Supplied data Block Start

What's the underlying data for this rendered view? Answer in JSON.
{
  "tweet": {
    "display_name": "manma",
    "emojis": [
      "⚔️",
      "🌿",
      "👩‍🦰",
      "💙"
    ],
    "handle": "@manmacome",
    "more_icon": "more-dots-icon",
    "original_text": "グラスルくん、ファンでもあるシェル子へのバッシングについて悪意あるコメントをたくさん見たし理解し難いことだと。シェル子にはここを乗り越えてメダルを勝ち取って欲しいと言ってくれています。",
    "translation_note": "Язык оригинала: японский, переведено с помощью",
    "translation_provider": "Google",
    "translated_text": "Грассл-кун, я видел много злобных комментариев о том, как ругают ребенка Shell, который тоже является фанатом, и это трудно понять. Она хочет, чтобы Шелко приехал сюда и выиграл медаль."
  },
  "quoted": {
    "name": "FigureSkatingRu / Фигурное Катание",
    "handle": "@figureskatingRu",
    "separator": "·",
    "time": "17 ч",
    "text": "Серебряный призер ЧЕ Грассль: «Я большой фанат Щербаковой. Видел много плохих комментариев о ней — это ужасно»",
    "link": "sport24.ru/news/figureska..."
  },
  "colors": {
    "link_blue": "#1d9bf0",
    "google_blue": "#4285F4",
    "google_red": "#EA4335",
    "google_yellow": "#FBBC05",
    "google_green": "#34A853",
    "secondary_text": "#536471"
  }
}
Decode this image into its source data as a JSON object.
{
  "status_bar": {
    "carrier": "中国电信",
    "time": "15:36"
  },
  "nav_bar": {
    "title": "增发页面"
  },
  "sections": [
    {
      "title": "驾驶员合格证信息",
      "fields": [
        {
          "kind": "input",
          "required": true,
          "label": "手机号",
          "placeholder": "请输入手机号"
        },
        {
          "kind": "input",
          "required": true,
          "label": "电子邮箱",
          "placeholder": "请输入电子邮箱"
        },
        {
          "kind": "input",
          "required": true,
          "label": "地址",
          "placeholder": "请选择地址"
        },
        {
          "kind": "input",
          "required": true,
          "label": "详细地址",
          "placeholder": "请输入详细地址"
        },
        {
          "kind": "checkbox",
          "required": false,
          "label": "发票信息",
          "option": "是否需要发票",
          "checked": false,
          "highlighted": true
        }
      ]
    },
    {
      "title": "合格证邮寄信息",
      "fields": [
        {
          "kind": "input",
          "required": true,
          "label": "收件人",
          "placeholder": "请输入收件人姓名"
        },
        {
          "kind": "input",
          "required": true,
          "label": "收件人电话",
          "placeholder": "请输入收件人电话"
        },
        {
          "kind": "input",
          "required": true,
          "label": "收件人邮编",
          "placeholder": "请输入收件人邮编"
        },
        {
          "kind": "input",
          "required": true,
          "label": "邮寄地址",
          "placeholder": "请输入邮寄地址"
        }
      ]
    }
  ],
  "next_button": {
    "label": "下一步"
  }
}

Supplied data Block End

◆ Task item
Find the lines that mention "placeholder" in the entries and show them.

◆ Answer to this exercise
          "placeholder": "请输入手机号"
          "placeholder": "请输入电子邮箱"
          "placeholder": "请选择地址"
          "placeholder": "请输入详细地址"
          "placeholder": "请输入收件人姓名"
          "placeholder": "请输入收件人电话"
          "placeholder": "请输入收件人邮编"
          "placeholder": "请输入邮寄地址"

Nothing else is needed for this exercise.